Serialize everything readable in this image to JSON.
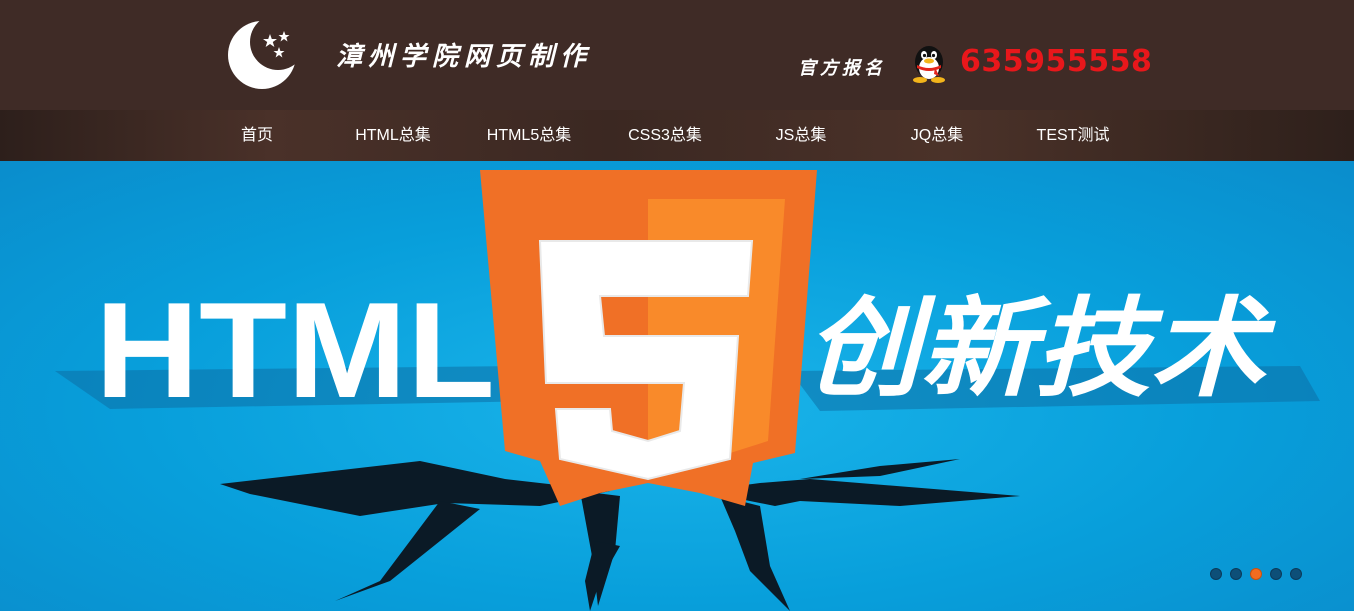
{
  "header": {
    "site_title": "漳州学院网页制作",
    "signup_label": "官方报名",
    "qq_number": "635955558",
    "icons": {
      "logo": "moon-stars-logo",
      "qq": "qq-penguin-icon"
    }
  },
  "nav": {
    "items": [
      {
        "label": "首页"
      },
      {
        "label": "HTML总集"
      },
      {
        "label": "HTML5总集"
      },
      {
        "label": "CSS3总集"
      },
      {
        "label": "JS总集"
      },
      {
        "label": "JQ总集"
      },
      {
        "label": "TEST测试"
      }
    ]
  },
  "banner": {
    "left_text": "HTML",
    "shield_digit": "5",
    "right_text": "创新技术",
    "slides": {
      "count": 5,
      "active_index": 2
    }
  },
  "colors": {
    "header_bg": "#3f2b26",
    "banner_blue": "#089fdb",
    "html5_orange": "#f07026",
    "html5_orange_light": "#f98a2a",
    "qq_red": "#e8171b",
    "active_dot": "#f26c21"
  }
}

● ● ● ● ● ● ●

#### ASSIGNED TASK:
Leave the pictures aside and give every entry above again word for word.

#### ANSWER SPACE:
Serialize everything readable in this image to JSON.
{
  "header": {
    "site_title": "漳州学院网页制作",
    "signup_label": "官方报名",
    "qq_number": "635955558",
    "icons": {
      "logo": "moon-stars-logo",
      "qq": "qq-penguin-icon"
    }
  },
  "nav": {
    "items": [
      {
        "label": "首页"
      },
      {
        "label": "HTML总集"
      },
      {
        "label": "HTML5总集"
      },
      {
        "label": "CSS3总集"
      },
      {
        "label": "JS总集"
      },
      {
        "label": "JQ总集"
      },
      {
        "label": "TEST测试"
      }
    ]
  },
  "banner": {
    "left_text": "HTML",
    "shield_digit": "5",
    "right_text": "创新技术",
    "slides": {
      "count": 5,
      "active_index": 2
    }
  },
  "colors": {
    "header_bg": "#3f2b26",
    "banner_blue": "#089fdb",
    "html5_orange": "#f07026",
    "html5_orange_light": "#f98a2a",
    "qq_red": "#e8171b",
    "active_dot": "#f26c21"
  }
}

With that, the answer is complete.